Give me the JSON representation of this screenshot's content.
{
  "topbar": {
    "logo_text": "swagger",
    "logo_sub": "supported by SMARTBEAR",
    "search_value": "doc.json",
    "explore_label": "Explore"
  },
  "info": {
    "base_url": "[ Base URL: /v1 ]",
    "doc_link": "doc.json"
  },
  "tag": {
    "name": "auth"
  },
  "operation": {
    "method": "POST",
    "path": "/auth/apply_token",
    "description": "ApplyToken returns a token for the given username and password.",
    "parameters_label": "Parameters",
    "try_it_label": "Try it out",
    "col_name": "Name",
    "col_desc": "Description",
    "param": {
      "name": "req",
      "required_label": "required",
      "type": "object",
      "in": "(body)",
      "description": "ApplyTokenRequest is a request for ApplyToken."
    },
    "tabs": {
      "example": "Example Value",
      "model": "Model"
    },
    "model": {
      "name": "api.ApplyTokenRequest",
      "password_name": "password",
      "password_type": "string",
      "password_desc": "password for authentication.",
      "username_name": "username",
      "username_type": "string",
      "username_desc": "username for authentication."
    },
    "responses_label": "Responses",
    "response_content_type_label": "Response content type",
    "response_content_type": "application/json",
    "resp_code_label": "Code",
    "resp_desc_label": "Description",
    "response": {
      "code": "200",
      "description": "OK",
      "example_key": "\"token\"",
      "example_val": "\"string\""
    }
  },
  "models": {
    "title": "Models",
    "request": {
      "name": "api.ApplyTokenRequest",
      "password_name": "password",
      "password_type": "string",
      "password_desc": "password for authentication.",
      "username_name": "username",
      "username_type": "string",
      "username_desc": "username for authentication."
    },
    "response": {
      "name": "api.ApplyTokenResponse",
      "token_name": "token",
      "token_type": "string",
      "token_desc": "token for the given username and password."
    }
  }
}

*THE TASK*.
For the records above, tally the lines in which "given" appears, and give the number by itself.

*RESULT FOR THIS TASK*.
2